Tobacco use is a front-runner in the most common cause of death in the United States, bringing about one out of every five deaths in the U.S. Smoking cigarettes accounts for more American deaths than alcohol, car accidents, HIV, guns and illegal drugs combined, according to the American Cancer Society.
With this alarming research readily available to the public, it is hard to imagine why anyone would want to smoke a cigarette.
The ACS reports that of the roughly 20 million college and university students in the U.S., “more than 1 million are projected to die prematurely from cigarette smoking.”
Ninety percent of smokers start smoking by age 18, and 99 percent are addicted by age 26, according to the ACS. Therefore, younger individuals and college students are even more of a target for tobacco addiction.
Currently, Geneseo is not a tobacco-free campus and its students are highly at-risk due to this tobacco epidemic. With 5,500 students enrolled in the institution, research indicates that 275 of Geneseo’s students currently enrolled will die prematurely from smoking cigarettes.
This alarming statistic is not only restricted to smokers. The ACS explains that exposure to secondhand smoke is responsible for an estimated 41,000 deaths each year among adults in the U.S.
Avoiding second-hand smoke on our campus is almost impossible. While our designated smoking areas are located the legal 20 feet from our buildings, inhaling second-hand smoke is inevitable while walking into Milne Library, for example.
While our campus community initiates the substance and sex education conversation, they take the back seat on the tobacco epidemic. It is the responsibility of our campus community to immerse students and faculty in tobacco education and prevention.
Geneseo’s Relay For Life is the largest national collegiate event per capita and aims to educate individuals about cancer awareness and prevention. Over half of the student body helps to raise money for the mission of the ACS to save lives and cure cancer.
It seems counterproductive, however, that Geneseo still isn’t a tobacco-free campus, allowing one of the main causes of cancer to affect its students.

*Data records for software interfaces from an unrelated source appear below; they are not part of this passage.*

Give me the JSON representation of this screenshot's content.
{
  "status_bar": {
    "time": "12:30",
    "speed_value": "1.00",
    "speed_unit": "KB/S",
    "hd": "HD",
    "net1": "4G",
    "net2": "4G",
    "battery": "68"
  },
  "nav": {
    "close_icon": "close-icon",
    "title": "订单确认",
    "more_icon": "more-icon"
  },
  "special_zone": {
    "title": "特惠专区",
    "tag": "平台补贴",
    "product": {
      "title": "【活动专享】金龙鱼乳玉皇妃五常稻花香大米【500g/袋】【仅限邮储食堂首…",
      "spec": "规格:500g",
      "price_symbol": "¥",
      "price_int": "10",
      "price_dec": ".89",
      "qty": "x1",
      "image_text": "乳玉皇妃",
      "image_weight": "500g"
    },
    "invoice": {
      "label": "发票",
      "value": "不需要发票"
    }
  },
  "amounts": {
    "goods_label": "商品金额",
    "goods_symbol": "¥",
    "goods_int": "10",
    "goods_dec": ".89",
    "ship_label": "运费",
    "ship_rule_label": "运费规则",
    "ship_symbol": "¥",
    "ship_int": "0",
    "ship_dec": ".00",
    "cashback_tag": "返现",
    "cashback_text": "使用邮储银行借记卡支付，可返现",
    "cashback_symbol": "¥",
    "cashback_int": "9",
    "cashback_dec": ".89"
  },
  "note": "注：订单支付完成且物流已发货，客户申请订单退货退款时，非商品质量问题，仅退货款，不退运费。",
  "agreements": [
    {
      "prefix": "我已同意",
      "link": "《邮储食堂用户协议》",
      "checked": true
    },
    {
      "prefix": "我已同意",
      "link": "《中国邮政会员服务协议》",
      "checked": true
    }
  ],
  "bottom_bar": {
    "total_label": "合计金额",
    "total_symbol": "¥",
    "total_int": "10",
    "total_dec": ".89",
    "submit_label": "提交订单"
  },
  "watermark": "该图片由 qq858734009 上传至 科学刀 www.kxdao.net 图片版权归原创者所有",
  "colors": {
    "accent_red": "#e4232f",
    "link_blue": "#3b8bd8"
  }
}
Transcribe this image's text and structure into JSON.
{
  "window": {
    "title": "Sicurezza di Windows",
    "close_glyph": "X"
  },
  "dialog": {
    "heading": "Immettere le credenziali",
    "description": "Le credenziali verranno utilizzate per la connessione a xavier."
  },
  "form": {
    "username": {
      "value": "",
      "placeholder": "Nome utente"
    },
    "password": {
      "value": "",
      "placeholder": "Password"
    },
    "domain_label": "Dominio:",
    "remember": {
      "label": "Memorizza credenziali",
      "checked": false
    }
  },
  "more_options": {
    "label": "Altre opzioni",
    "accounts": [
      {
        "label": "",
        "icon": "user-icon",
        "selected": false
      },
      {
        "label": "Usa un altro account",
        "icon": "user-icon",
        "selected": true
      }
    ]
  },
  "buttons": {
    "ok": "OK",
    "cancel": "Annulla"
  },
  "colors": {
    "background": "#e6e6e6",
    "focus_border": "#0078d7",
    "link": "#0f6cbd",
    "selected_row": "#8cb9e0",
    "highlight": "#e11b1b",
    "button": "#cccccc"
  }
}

Having a tobacco-free campus would undoubtedly be a challenge for students who choose to smoke tobacco. These students would have to leave the campus to use tobacco products. While this may be an inconvenience, it does not outweigh the long-term effects of second-hand smoke. This inconvenience also may drive individuals who do smoke to reconsider this practice.
With SUNY’s initiative to make a “Tobacco-Free SUNY”—which is also backed by the SUNY Chancellor and the Board of Trustees—it is perplexing that our highly dedicated faculty and staff are not initiating the conversation to create a safer environment for all students.
Currently out of the 64 SUNY campuses, 23 are officially tobacco-free. Some include SUNY Oswego, Buffalo State, SUNY Cortland, Stony Brook University and University at Buffalo. It is disappointing and frankly embarrassing that Geneseo isn’t among these colleges.
Anyone against the initiative to create a safer and tobacco free campus should reconsider the long-term effects of smoking tobacco, as well as the effects of second-hand smoke.
Geneseo is not doing enough to become a tobacco free campus and should take the initiative to put health and safety first.